- [Dataset excerpts]:
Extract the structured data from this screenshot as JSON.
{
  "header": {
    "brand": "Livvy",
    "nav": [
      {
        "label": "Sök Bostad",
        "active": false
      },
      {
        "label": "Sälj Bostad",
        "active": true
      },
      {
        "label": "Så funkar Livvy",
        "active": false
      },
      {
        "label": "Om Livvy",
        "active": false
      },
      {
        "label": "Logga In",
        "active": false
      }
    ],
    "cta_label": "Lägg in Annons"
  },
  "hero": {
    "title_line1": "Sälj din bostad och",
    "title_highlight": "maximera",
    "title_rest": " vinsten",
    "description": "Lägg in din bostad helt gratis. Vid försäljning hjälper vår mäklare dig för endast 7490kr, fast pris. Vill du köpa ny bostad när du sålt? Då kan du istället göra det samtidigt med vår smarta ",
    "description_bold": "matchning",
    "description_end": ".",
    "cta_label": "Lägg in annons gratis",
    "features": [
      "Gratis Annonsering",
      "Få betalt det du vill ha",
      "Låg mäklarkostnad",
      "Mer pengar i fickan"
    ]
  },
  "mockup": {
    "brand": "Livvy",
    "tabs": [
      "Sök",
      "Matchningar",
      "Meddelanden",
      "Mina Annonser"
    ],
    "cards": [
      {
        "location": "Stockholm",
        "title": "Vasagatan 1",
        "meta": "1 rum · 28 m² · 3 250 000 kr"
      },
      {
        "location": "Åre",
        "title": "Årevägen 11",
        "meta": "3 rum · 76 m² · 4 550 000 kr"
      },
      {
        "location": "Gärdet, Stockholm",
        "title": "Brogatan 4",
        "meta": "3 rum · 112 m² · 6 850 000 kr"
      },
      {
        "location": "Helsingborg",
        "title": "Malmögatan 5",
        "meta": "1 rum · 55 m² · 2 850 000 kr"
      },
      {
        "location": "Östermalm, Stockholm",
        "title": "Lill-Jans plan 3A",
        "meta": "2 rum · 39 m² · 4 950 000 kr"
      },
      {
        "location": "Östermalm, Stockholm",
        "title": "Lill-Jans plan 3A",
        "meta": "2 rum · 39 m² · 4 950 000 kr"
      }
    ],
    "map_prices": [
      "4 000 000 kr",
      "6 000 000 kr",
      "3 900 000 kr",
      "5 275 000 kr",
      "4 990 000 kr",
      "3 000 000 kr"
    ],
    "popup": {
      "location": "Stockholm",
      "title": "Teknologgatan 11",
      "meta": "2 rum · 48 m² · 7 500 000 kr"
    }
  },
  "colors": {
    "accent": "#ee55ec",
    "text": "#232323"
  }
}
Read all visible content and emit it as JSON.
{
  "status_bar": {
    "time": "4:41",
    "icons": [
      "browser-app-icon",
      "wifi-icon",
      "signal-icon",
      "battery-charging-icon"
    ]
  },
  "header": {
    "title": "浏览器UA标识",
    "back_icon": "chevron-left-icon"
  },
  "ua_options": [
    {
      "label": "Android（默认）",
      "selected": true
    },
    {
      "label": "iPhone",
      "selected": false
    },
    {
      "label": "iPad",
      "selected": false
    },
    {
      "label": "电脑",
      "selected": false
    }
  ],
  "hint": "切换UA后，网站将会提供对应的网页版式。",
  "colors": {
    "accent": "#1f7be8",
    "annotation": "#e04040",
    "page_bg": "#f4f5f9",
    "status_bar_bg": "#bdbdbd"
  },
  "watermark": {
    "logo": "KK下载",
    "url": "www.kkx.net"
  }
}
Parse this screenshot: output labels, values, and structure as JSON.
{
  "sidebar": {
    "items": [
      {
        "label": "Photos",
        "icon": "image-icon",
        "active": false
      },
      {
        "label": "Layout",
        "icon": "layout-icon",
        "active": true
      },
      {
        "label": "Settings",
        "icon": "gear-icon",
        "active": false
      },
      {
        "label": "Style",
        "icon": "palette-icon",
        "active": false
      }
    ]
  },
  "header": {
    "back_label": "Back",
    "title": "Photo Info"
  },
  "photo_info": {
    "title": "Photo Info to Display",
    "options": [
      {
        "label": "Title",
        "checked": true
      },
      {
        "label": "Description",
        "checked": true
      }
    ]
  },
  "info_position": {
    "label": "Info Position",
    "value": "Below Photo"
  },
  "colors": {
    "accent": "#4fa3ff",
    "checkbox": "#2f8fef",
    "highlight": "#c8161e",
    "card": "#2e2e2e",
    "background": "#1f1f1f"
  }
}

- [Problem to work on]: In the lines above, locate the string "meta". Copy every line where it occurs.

- [Result of this exercise]:
        "meta": "1 rum · 28 m² · 3 250 000 kr"
        "meta": "3 rum · 76 m² · 4 550 000 kr"
        "meta": "3 rum · 112 m² · 6 850 000 kr"
        "meta": "1 rum · 55 m² · 2 850 000 kr"
        "meta": "2 rum · 39 m² · 4 950 000 kr"
        "meta": "2 rum · 39 m² · 4 950 000 kr"
      "meta": "2 rum · 48 m² · 7 500 000 kr"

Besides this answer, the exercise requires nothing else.